If you're making your first leap into the world of DJing and you don't know what you want, a package is an easy way to get everything you need at a reasonable price and without the stress of researching and buying each piece separately.
Short for Auxiliary Return. A control, usually found on a mixer, for adjusting the level of "returning" signals from outboard equipment patched into the mixer's Auxiliary buss. Aux Send: Short for Auxiliary Send. A control for adjusting the level of the signal sent from the console input channel to outboard equipment or an amplifier via the Auxiliary buss.
A popular mixing technique which involves mixing two identical programs with a slight offset to create a doubling of the bass line. This technique also includes mixing two different programs in tempo to create a more complex alternating beat structure.
A mixing technique where two programs with similar beat structure are mixed together in tempo, creating a seamless transition between the two songs.
A single audio signal received through the mixer from a turntable or CD player.
Fading in one track while fading out another.
A point in a song that you want to start from DVS: Short for Digital Vinyl System. A time code based DJ-ing system that connects with the computer via a soundcard. This time code is usually presented in the form of a vinyl record (although CDs are available) which allows the DJ to manipulate the playback of digital audio files on a computer using the turntables as an interface.
A control used to adjust the gain of an input or output channel on a mixer.
Also known as IEEE 1394 a serial bus interface standard for high-speed communications and isochronous real-time data transfer. Considered a high definition audio standard, frequently used by personal computers, as well as in digital audio, digital video, automotive, and aeronautics applications.
Miniature speakers worn on the head that allow you to hear the audio output. LED (Light Emitting Diode): A small diode device which passes current in one direction and lights whenever a voltage above a certain level is fed to it.
To carefully listen to and study a recording or mix so as to make adjustments. A speaker used as a listening reference for recording or live mixing. A meter or display device that provides a visual reference of audio signal levels.
A hardware device used to control software via MIDI protocol (messaging). MIDI stands for Musical Instrument Digital Interface usually found in keyboards & drum machines. Some of the many use cases for MIDI controllers are recording, audio, DJ and lighting software.
Known as Random Access Memory, is computer memory used for creating, loading, or running programs and for the temporary storage and manipulation of data; considered random because the time of access to each item is independent of the storage sequence.
A popular audio plug found on stereo audio cables featuring a center pin connector and outer shell connector.
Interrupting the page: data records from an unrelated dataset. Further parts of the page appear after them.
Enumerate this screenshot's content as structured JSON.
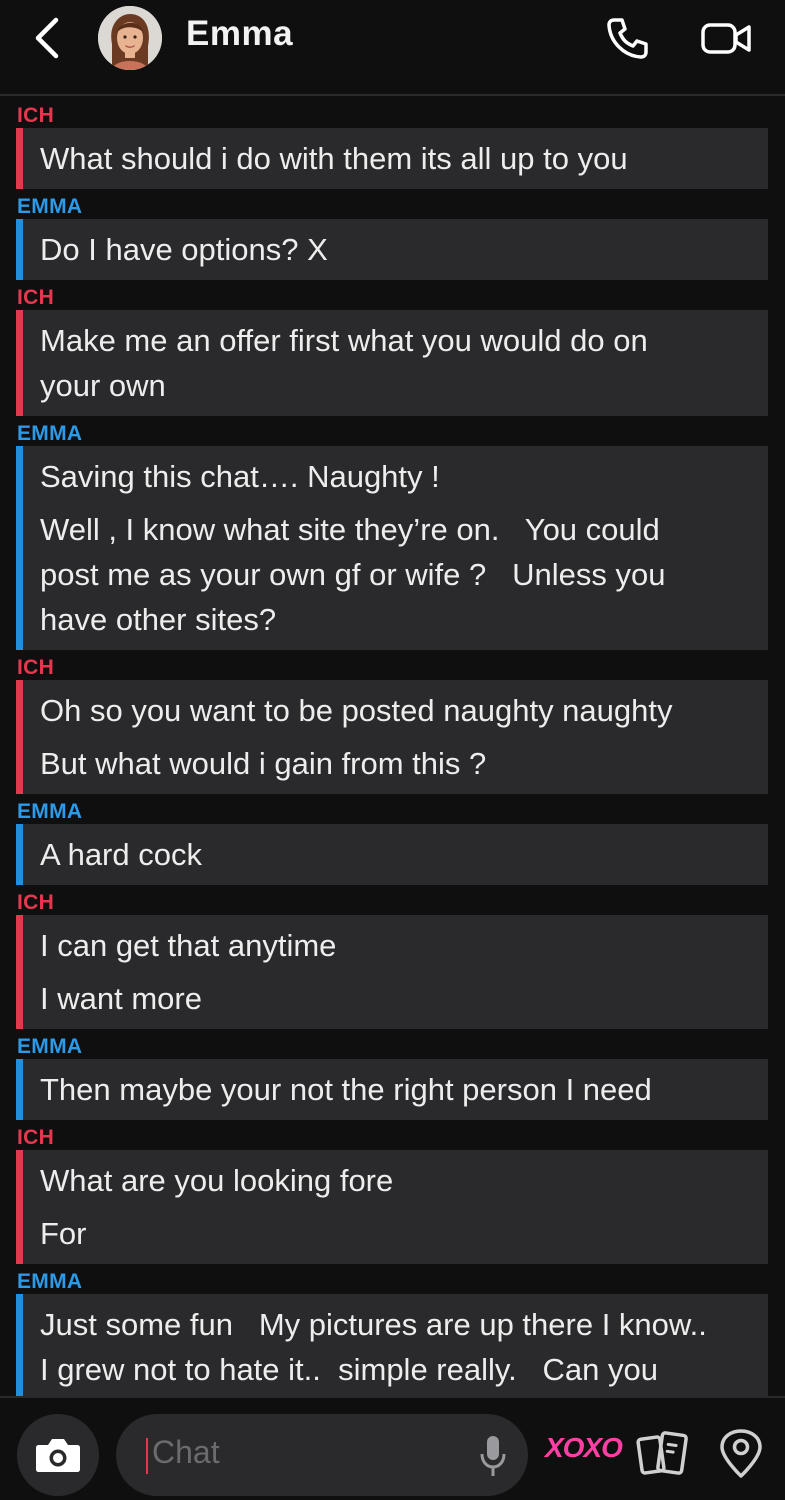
{
  "header": {
    "contact_name": "Emma",
    "icons": [
      "back-chevron-icon",
      "avatar-icon",
      "phone-icon",
      "video-camera-icon"
    ]
  },
  "messages": [
    {
      "sender": "ICH",
      "from": "me",
      "lines": [
        "What should i do with them its all up to you"
      ]
    },
    {
      "sender": "EMMA",
      "from": "them",
      "lines": [
        "Do I have options? X"
      ]
    },
    {
      "sender": "ICH",
      "from": "me",
      "lines": [
        "Make me an offer first what you would do on\nyour own"
      ]
    },
    {
      "sender": "EMMA",
      "from": "them",
      "lines": [
        "Saving this chat…. Naughty !",
        "Well , I know what site they’re on.   You could\npost me as your own gf or wife ?   Unless you\nhave other sites?"
      ]
    },
    {
      "sender": "ICH",
      "from": "me",
      "lines": [
        "Oh so you want to be posted naughty naughty",
        "But what would i gain from this ?"
      ]
    },
    {
      "sender": "EMMA",
      "from": "them",
      "lines": [
        "A hard cock"
      ]
    },
    {
      "sender": "ICH",
      "from": "me",
      "lines": [
        "I can get that anytime",
        "I want more"
      ]
    },
    {
      "sender": "EMMA",
      "from": "them",
      "lines": [
        "Then maybe your not the right person I need"
      ]
    },
    {
      "sender": "ICH",
      "from": "me",
      "lines": [
        "What are you looking fore",
        "For"
      ]
    },
    {
      "sender": "EMMA",
      "from": "them",
      "lines": [
        "Just some fun   My pictures are up there I know..\nI grew not to hate it..  simple really.   Can you"
      ]
    }
  ],
  "composer": {
    "placeholder": "Chat",
    "xoxo_label": "XOXO",
    "icons": [
      "camera-icon",
      "microphone-icon",
      "cards-icon",
      "location-pin-icon"
    ]
  },
  "colors": {
    "me_accent": "#e5384f",
    "them_accent": "#1f8fe0",
    "bubble_bg": "#2a2a2c",
    "background": "#0f0f10",
    "xoxo": "#ff3fa4"
  }
}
Mates with panel mounted female jacks like those found on the rear of most home stereo equipment.
Stands for revolutions per minute – how many times the record completes a spin in a minute.
Lies between the turntable surface (the platter) and the record to reduce friction.
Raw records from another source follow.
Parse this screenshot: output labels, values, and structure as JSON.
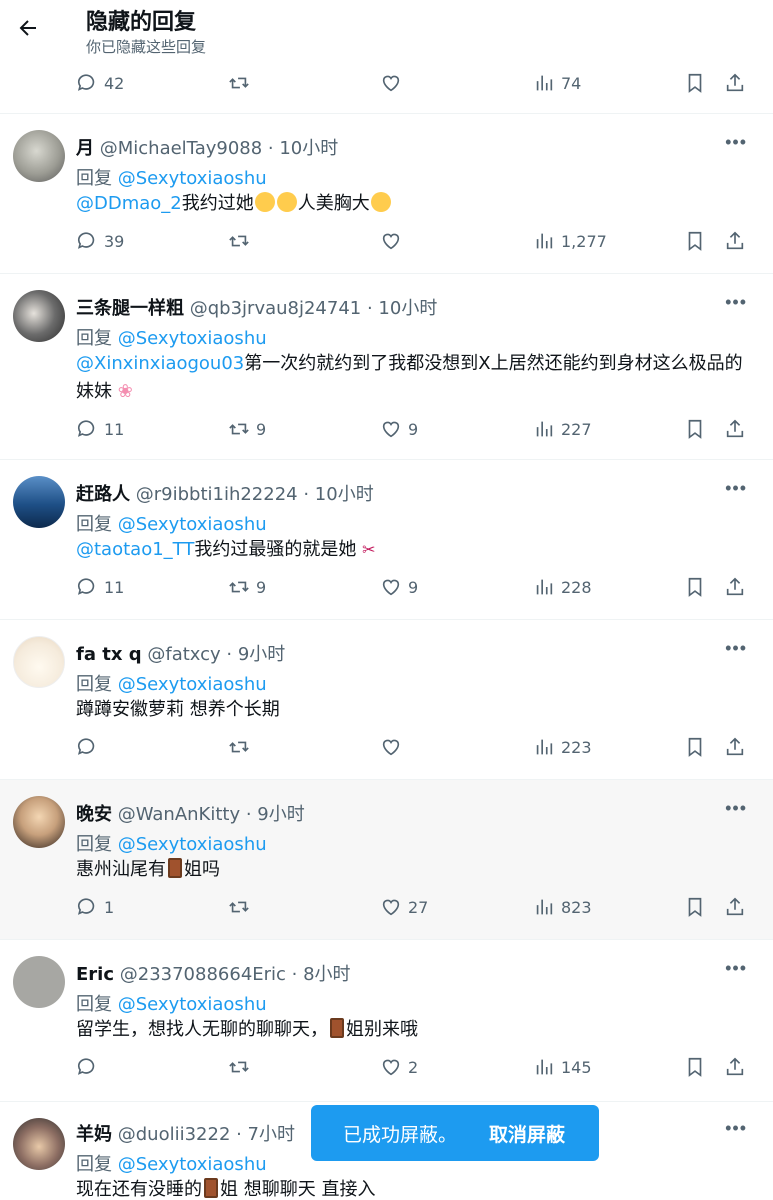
{
  "header": {
    "title": "隐藏的回复",
    "subtitle": "你已隐藏这些回复"
  },
  "top_actions": {
    "reply_count": "42",
    "view_count": "74"
  },
  "tweets": [
    {
      "name": "月",
      "handle": "@MichaelTay9088 · 10小时",
      "reply_label": "回复",
      "reply_to": "@Sexytoxiaoshu",
      "mention": "@DDmao_2",
      "text": "我约过她",
      "text2": "人美胸大",
      "reply_count": "39",
      "retweet_count": "",
      "like_count": "",
      "view_count": "1,277"
    },
    {
      "name": "三条腿一样粗",
      "handle": "@qb3jrvau8j24741 · 10小时",
      "reply_label": "回复",
      "reply_to": "@Sexytoxiaoshu",
      "mention": "@Xinxinxiaogou03",
      "text": "第一次约就约到了我都没想到X上居然还能约到身材这么极品的妹妹",
      "reply_count": "11",
      "retweet_count": "9",
      "like_count": "9",
      "view_count": "227"
    },
    {
      "name": "赶路人",
      "handle": "@r9ibbti1ih22224 · 10小时",
      "reply_label": "回复",
      "reply_to": "@Sexytoxiaoshu",
      "mention": "@taotao1_TT",
      "text": "我约过最骚的就是她",
      "reply_count": "11",
      "retweet_count": "9",
      "like_count": "9",
      "view_count": "228"
    },
    {
      "name": "fa tx q",
      "handle": "@fatxcy · 9小时",
      "reply_label": "回复",
      "reply_to": "@Sexytoxiaoshu",
      "mention": "",
      "text": "蹲蹲安徽萝莉 想养个长期",
      "reply_count": "",
      "retweet_count": "",
      "like_count": "",
      "view_count": "223"
    },
    {
      "name": "晚安",
      "handle": "@WanAnKitty · 9小时",
      "reply_label": "回复",
      "reply_to": "@Sexytoxiaoshu",
      "mention": "",
      "text": "惠州汕尾有",
      "text2": "姐吗",
      "reply_count": "1",
      "retweet_count": "",
      "like_count": "27",
      "view_count": "823"
    },
    {
      "name": "Eric",
      "handle": "@2337088664Eric · 8小时",
      "reply_label": "回复",
      "reply_to": "@Sexytoxiaoshu",
      "mention": "",
      "text": "留学生，想找人无聊的聊聊天，",
      "text2": "姐别来哦",
      "reply_count": "",
      "retweet_count": "",
      "like_count": "2",
      "view_count": "145"
    },
    {
      "name": "羊妈",
      "handle": "@duolii3222 · 7小时",
      "reply_label": "回复",
      "reply_to": "@Sexytoxiaoshu",
      "mention": "",
      "text": "现在还有没睡的",
      "text2": "姐 想聊聊天 直接入"
    }
  ],
  "toast": {
    "message": "已成功屏蔽。",
    "undo": "取消屏蔽"
  },
  "colors": {
    "accent": "#1d9bf0",
    "muted": "#536471",
    "text": "#0f1419"
  }
}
Also known as an audio card / audio interface, is a computer expansion card that facilitates the input and output of audio signals to and from a computer. This is primarily used with DJ / Recording software, some of which are proprietary for a specific application. Many sound cards will also allow you to record into your computer (ex. archiving vinyl records)
The tip of a cartridge that picks up the vibrations from the groove in a record. Usually can be replaced after it has worn down from months of use.
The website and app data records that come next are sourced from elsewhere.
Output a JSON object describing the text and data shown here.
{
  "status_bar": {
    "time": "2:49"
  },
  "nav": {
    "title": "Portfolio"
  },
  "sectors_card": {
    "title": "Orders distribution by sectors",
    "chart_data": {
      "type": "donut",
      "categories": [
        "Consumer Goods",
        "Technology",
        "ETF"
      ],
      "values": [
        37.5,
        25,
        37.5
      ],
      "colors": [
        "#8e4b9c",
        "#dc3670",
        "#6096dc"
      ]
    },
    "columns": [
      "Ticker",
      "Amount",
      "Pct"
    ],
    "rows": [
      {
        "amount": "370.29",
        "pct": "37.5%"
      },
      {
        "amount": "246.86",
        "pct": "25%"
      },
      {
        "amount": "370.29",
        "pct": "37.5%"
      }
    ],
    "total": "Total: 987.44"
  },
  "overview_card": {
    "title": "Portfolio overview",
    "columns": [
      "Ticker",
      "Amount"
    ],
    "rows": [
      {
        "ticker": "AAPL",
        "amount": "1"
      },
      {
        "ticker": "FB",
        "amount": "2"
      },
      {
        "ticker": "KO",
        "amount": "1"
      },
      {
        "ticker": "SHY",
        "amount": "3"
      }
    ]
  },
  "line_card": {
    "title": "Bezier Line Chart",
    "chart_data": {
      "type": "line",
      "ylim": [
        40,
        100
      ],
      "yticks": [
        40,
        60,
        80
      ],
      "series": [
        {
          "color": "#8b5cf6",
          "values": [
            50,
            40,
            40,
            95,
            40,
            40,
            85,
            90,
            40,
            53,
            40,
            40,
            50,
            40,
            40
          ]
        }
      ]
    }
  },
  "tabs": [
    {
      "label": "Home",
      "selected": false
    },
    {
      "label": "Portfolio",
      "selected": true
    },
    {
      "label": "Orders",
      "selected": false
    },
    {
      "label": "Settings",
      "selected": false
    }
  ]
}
Stands for Universal Serial Bus and is an interface standard for communication between a computer and external peripherals over an inexpensive cable (USB Cable) using two way transmissions. Typically found on computer mice, keyboards, printers, external hard drives cameras etc. If your computer only has one or two USB ports a USB hub is recommended.